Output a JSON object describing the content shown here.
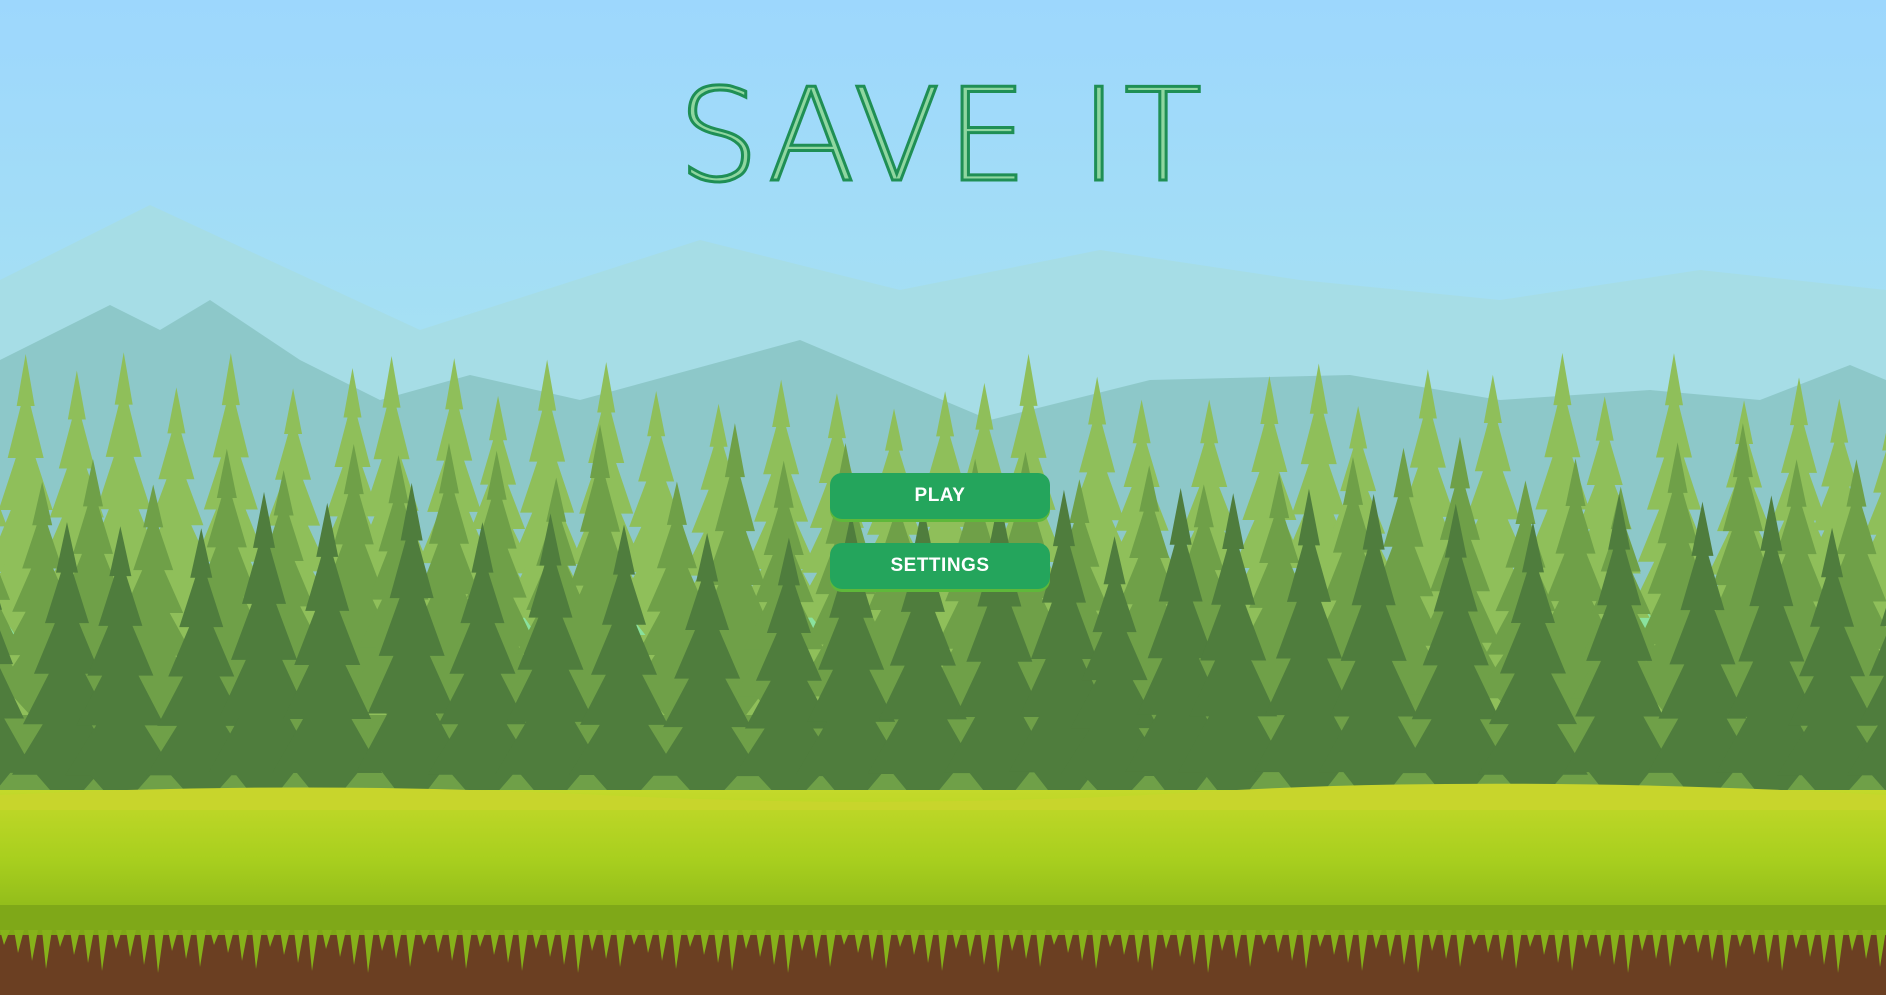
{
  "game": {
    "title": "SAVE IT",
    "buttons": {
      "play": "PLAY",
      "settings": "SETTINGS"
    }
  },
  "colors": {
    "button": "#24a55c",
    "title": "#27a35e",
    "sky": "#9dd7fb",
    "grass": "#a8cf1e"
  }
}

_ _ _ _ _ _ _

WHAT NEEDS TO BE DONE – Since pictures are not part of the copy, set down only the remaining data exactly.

ANSWER FOR THE TASK –
Output a JSON object describing the content shown here.
{
  "game": {
    "title": "SAVE IT",
    "buttons": {
      "play": "PLAY",
      "settings": "SETTINGS"
    }
  },
  "colors": {
    "button": "#24a55c",
    "title": "#27a35e",
    "sky": "#9dd7fb",
    "grass": "#a8cf1e"
  }
}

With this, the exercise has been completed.